What is the difference between a makerspace and a meaningful makerspace?
A makerspace is a place in a classroom, school, or library where students are encouraged to create, tinker, and explore.
Nevertheless, a meaningful makerspace goes beyond giving students Legos and telling them to build.
Rather, a meaningful makerspace is set up intentionally to foster collaboration and problem solving centered around real-world problems.
The following are the 6 essential elements of a meaningful makerspace and how to incorporate them.
1.) A Purpose
A meaningful makerspace has a purpose!
Don’t create a makerspace just because it is “the next big thing” or because you saw some pictures of makerspaces on Instagram.
Begin with a purpose by setting goals for your space. Think about how you want students to use the space and about what you want the makerspace to accomplish.
2.) The Right Supplies
The focus of a makerspace is generally centered around all of the fancy equipment and technology. Rather than focusing on all of the stuff, begin with the belief that a makerspace is a mindset, not a place.
The ultimate goal of a makerspace should be to foster a maker mindset in students. We want this mindset to permeate our classrooms and schools.
This goal can be accomplished with fancy technology, but it can also be accomplished using recyclables and tape.
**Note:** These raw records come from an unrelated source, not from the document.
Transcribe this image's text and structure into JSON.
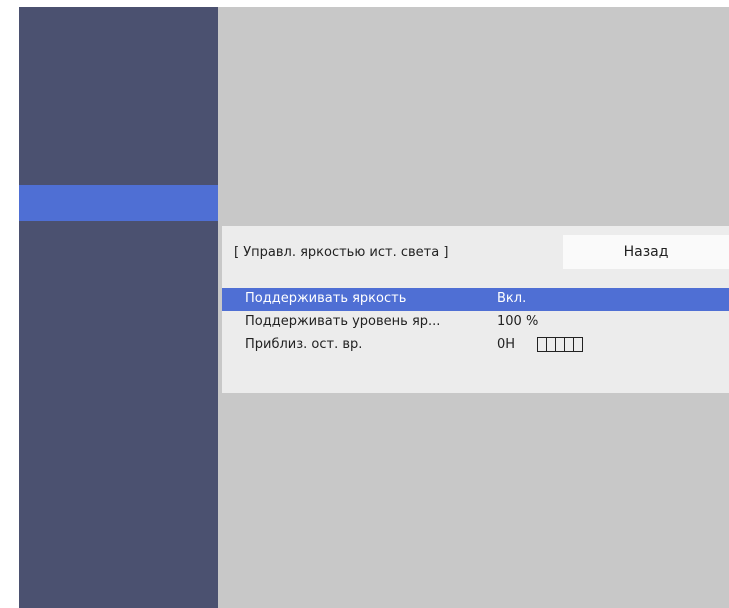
{
  "panel": {
    "title": "[ Управл. яркостью ист. света ]",
    "back_label": "Назад"
  },
  "menu": {
    "items": [
      {
        "label": "Поддерживать яркость",
        "value": "Вкл.",
        "selected": true
      },
      {
        "label": "Поддерживать уровень яр...",
        "value": "100 %"
      },
      {
        "label": "Приблиз. ост. вр.",
        "value": "0H",
        "gauge_segments": 5
      }
    ]
  },
  "colors": {
    "screen_bg": "#c8c8c8",
    "sidebar_bg": "#4b5170",
    "accent": "#4f6fd4",
    "panel_bg": "#ececec"
  }
}
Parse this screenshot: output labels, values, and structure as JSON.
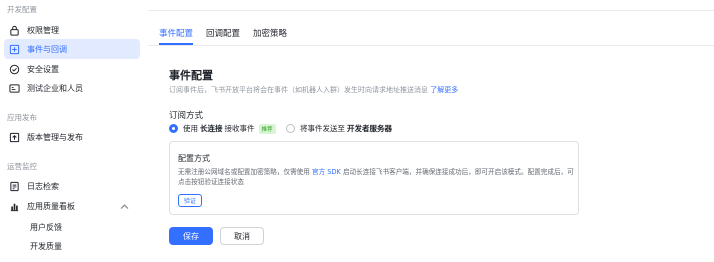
{
  "sidebar": {
    "sections": [
      {
        "title": "开发配置"
      },
      {
        "title": "应用发布"
      },
      {
        "title": "运营监控"
      }
    ],
    "items": [
      {
        "label": "权限管理",
        "icon": "lock-icon"
      },
      {
        "label": "事件与回调",
        "icon": "event-icon",
        "active": true
      },
      {
        "label": "安全设置",
        "icon": "shield-check-icon"
      },
      {
        "label": "测试企业和人员",
        "icon": "test-org-icon"
      },
      {
        "label": "版本管理与发布",
        "icon": "version-icon"
      },
      {
        "label": "日志检索",
        "icon": "log-icon"
      },
      {
        "label": "应用质量看板",
        "icon": "dashboard-icon",
        "expanded": true
      }
    ],
    "sub_items": [
      {
        "label": "用户反馈"
      },
      {
        "label": "开发质量"
      }
    ]
  },
  "tabs": [
    {
      "label": "事件配置",
      "active": true
    },
    {
      "label": "回调配置"
    },
    {
      "label": "加密策略"
    }
  ],
  "main": {
    "title": "事件配置",
    "description": "订阅事件后，飞书开放平台将会在事件（如机器人入群）发生时向请求地址推送消息 ",
    "description_link": "了解更多",
    "subscription": {
      "title": "订阅方式",
      "option1_prefix": "使用",
      "option1_bold": "长连接",
      "option1_suffix": "接收事件",
      "option1_tag": "推荐",
      "option2_prefix": "将事件发送至",
      "option2_bold": "开发者服务器",
      "selected": "option1"
    },
    "panel": {
      "title": "配置方式",
      "text_before": "无需注册公网域名或配置加密策略，仅需使用 ",
      "text_link": "官方 SDK",
      "text_after": " 启动长连接飞书客户端，并确保连接成功后，即可开启该模式。配置完成后，可点击按钮验证连接状态",
      "verify_label": "验证"
    },
    "save_label": "保存",
    "cancel_label": "取消"
  },
  "colors": {
    "accent": "#3370ff",
    "active_bg": "#e1eaff",
    "tag_text": "#2ea121",
    "tag_bg": "#d9f5d6"
  }
}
Regardless of budget size, everything that is purchased for the makerspace should be filtered through the makerspace goals and purpose.
You can find tips for getting Free or Cheap Makerspace materials in this post.
Once we have collected supplies for our space they need to be organized. By keeping supplies organized instruction time is maximized as students are not wasting time tracking down items.
We recommend using clear plastic bins to store materials since it is easy to see what is inside. All bins should be labeled.
4.) Well Managed
An important component of a meaningful makerspace is having effective routines and procedures. Procedures need to be put in place for keeping materials organized as well as keeping the makerspace clean.
Routines also need to be established for working in groups. Group roles and expectations should also be taught, modeled, and continually practiced.
5.) A Process
When students are working in the makerspace they should be using a specific process. That process is the engineering design process.
The engineering design process needs to be taught to students before they begin using it as they work through challenges in the makerspace.
We recommend introducing the engineering design process using read-alouds. Students can use a mini clip chart to track each phase of the process that the characters in the story are going through.
6.) Meaningful Tasks
Students need to be given meaningful tasks when they are working in the makerspace. We recommend starting with whole group structured tasks and moving toward small group and individual unstructured tasks.
In the Meaningful Makerspace Course we walk you through how to create a structured STEM lesson as well as how to engage students in meaningful makerspace tasks using task cards.
Included in the course are lesson plan templates, example STEM challenges, sample task cards and an editable task card template.
Want to learn more about how to create a meaningful makerspace? We have an entire self-paced course complete with video trainings, tools, and resources! Each video walks you through one aspect of a meaningful makerspace and gives you concrete action steps and templates to help you build a meaningful place for students to create.